Without boxing, because of my neighborhoods, who knows what would have happened to me. It was always about following the leader. And I definitely was not a leader. Boxing gave me discipline; a sense of self. It made me more outspoken. It gave me more confidence.— Sugar Ray Leonard
Boxing is a sport. We allow each other to hit each other, but I'm not treating my opponent like my enemy. We're doing a job to entertain people.— Manny Pacquiao
Do you think that boxing should be banned?
The brutalities of a fight with bare hands, the crushed nasal bones, maimed lips, and other disfigurements, which call for the utter abolition of boxing in the interests of humanity, at once disappear when the contestants cover their hands with large, soft-leather gloves.— John Boyle O'Reilly
Questions & Answers
When did boxers start having to wear gloves?

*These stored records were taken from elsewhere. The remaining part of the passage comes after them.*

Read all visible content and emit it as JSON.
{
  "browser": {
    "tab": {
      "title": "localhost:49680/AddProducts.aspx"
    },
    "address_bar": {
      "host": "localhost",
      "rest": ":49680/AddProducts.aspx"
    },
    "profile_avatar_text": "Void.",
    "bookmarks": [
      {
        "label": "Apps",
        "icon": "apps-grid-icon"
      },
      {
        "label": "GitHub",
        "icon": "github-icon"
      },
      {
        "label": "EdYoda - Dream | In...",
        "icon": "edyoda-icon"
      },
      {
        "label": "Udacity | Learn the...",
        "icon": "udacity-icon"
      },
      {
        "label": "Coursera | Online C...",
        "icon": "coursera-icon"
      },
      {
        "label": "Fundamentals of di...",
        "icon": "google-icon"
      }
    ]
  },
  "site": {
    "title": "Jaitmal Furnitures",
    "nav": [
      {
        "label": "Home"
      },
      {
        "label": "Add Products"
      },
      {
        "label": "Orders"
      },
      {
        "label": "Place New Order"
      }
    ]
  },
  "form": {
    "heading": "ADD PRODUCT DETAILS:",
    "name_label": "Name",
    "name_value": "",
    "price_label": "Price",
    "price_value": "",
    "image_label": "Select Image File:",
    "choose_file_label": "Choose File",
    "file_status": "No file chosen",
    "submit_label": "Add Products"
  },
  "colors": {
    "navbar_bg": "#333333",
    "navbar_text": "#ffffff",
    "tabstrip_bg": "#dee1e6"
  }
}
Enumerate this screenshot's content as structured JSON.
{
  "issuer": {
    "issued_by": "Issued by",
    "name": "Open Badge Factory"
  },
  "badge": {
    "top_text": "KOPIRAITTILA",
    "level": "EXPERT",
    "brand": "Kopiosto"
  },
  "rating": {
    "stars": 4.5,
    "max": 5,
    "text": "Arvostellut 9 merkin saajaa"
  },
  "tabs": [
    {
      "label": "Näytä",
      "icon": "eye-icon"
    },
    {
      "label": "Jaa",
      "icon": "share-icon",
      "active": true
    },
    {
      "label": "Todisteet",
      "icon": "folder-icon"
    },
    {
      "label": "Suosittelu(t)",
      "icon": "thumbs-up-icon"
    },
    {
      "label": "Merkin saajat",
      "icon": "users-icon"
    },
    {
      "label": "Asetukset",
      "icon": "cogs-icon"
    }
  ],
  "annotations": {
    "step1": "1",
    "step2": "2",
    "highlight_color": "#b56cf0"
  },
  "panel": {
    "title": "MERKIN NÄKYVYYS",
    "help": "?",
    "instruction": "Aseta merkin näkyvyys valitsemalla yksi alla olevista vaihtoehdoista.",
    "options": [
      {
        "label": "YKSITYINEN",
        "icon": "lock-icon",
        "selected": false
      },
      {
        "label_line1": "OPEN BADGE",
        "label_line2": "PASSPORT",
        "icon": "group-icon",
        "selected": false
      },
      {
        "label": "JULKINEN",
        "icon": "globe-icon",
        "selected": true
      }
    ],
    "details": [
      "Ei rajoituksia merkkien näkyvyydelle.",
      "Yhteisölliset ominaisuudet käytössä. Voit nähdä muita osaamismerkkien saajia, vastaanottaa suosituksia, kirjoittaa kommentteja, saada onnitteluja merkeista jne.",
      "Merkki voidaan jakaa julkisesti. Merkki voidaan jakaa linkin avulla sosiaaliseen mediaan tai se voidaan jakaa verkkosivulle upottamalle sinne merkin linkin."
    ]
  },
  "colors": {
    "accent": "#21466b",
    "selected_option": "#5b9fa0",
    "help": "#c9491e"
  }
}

Gloves became compulsory when the Marquess of Queensberry Rules were introduced in the latter half of the 19th Century. The new rules were intended for both amateur and professional bouts.Helpful 2
Who wrote the Marquess of Queensberry Rules?
They were written by a Welsh sportsman named John Graham Chambers. The rules take their name, however, from The Most Hon. The 9th Marquess of Queensberry, who publicly endorsed the new boxing code.
© 2012 Paul Goodman